• [Exercise input]:
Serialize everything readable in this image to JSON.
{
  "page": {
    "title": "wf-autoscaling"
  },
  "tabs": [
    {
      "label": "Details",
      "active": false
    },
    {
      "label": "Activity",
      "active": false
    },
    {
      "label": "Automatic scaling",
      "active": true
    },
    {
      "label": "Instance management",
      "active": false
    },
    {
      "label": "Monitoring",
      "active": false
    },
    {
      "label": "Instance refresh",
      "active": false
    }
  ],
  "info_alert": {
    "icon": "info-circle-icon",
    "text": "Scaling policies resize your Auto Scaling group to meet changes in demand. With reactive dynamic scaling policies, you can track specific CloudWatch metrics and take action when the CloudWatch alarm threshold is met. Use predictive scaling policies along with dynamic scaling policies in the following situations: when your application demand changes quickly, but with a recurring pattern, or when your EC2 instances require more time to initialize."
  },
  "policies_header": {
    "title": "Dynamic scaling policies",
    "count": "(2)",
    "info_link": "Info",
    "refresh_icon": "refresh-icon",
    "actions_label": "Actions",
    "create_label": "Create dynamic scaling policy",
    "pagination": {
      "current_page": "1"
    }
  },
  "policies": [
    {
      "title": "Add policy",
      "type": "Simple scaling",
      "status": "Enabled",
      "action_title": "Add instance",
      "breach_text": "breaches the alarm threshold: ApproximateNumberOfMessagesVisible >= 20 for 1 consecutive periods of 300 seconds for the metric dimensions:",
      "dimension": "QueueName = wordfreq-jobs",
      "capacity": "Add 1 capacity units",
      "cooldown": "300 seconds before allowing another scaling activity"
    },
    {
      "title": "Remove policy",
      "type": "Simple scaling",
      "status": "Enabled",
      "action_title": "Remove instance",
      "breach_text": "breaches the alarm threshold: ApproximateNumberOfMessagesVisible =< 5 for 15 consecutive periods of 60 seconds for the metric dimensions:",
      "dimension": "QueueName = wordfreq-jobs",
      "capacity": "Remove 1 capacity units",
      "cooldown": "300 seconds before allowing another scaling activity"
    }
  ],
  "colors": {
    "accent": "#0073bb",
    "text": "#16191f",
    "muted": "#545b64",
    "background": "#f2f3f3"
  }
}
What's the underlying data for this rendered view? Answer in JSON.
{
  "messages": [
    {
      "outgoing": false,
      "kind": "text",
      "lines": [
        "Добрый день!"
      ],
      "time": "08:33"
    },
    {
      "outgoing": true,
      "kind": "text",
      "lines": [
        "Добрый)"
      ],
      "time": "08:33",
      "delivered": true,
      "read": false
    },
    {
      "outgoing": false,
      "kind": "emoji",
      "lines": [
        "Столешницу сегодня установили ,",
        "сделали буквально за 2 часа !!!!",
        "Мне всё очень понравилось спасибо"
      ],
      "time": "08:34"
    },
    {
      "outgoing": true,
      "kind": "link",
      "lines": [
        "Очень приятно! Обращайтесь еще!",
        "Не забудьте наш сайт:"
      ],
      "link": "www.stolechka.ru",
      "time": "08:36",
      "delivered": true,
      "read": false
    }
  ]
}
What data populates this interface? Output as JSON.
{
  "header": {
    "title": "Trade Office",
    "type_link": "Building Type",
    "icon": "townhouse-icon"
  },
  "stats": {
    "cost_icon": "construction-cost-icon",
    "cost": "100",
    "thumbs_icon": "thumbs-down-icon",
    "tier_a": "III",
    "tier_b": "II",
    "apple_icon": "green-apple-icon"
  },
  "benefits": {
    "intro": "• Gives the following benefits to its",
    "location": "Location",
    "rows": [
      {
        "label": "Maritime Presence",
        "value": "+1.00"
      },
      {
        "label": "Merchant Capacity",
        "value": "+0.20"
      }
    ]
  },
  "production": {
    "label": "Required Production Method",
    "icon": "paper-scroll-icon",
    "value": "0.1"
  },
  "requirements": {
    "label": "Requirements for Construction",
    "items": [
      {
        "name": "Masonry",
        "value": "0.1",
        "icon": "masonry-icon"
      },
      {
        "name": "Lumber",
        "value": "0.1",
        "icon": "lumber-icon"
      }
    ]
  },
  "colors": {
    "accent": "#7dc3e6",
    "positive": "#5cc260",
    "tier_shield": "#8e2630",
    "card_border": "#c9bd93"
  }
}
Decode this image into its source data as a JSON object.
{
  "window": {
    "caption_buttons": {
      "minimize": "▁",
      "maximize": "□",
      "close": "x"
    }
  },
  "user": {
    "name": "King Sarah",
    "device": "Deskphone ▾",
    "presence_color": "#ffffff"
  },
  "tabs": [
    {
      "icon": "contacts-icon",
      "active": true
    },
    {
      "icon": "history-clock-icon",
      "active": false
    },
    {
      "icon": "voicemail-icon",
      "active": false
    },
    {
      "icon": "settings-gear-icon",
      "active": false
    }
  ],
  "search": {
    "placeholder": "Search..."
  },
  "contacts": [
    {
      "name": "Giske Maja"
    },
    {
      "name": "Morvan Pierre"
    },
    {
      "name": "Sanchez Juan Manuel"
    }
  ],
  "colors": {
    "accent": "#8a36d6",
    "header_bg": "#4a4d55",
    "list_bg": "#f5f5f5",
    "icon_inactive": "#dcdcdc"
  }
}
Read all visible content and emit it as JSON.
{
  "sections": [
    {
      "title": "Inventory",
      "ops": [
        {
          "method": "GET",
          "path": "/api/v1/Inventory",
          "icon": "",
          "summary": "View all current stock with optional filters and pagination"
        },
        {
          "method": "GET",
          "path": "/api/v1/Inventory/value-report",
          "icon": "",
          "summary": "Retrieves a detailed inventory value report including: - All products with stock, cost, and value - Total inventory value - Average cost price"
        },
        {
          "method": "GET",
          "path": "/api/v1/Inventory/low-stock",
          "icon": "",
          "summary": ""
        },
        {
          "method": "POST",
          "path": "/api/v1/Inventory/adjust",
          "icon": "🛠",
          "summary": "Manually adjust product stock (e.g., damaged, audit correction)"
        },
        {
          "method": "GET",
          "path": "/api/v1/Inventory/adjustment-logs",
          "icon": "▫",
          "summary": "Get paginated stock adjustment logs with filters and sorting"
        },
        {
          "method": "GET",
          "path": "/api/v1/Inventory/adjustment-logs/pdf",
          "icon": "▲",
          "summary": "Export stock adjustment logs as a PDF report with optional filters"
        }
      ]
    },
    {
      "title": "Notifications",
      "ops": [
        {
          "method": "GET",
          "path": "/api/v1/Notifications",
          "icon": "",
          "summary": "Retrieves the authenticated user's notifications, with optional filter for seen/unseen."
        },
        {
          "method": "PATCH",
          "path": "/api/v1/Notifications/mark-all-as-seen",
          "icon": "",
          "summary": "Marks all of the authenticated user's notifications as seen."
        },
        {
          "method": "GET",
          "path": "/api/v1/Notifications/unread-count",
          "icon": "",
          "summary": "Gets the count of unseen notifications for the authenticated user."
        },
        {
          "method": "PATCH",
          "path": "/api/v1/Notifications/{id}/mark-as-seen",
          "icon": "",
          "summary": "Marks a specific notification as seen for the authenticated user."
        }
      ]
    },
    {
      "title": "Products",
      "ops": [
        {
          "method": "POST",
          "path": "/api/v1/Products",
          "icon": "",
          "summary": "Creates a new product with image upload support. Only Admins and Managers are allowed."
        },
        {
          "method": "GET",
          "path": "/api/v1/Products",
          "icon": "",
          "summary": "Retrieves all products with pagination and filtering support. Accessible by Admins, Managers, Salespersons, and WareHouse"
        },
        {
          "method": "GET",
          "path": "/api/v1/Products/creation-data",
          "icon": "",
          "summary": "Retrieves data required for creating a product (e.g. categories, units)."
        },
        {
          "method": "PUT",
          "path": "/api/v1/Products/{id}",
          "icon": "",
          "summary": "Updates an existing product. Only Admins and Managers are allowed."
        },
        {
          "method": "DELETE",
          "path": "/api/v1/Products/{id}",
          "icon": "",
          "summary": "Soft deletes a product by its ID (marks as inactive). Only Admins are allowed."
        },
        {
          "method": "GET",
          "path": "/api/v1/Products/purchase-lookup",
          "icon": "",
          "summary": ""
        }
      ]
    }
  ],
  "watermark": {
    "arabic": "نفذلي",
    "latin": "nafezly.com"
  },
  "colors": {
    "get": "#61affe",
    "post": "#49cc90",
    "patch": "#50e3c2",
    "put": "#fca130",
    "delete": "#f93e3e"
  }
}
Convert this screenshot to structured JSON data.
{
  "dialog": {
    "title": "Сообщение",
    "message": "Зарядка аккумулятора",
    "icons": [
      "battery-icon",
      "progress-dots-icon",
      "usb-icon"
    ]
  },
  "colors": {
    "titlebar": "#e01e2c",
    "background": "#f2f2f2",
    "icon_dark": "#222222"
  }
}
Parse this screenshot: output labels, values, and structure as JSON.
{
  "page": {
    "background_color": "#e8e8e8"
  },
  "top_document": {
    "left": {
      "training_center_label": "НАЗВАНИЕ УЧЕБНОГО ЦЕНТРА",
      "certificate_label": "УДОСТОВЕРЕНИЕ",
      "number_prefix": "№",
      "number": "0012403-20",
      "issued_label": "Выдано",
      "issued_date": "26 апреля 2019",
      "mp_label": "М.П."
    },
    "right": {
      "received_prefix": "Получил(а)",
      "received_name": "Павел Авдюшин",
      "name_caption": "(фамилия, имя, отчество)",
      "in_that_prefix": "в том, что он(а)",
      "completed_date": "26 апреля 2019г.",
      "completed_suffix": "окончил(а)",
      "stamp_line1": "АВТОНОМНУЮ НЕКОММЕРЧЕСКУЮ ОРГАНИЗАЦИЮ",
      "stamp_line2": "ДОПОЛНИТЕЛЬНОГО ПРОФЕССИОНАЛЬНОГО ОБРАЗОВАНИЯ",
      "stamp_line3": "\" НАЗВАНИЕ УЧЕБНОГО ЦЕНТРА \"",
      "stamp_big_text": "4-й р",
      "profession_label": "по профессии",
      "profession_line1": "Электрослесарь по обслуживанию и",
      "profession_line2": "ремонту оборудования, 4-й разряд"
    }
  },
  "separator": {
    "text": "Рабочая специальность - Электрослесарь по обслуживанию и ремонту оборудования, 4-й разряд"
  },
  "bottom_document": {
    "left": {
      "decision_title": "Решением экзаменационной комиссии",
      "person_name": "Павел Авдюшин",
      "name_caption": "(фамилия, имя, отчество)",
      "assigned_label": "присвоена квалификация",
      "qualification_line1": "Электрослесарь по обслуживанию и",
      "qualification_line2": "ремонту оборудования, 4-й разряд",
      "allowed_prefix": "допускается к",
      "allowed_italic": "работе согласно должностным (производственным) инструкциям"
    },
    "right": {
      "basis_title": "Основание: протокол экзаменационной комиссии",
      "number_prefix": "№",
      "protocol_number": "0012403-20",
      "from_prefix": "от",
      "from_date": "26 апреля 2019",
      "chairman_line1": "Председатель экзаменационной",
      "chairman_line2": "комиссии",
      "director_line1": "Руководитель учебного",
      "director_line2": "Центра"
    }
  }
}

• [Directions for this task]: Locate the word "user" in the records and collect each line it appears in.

• [Solution to this exercise]:
  "user": {
          "summary": "Retrieves the authenticated user's notifications, with optional filter for seen/unseen."
          "summary": "Marks all of the authenticated user's notifications as seen."
          "summary": "Gets the count of unseen notifications for the authenticated user."
          "summary": "Marks a specific notification as seen for the authenticated user."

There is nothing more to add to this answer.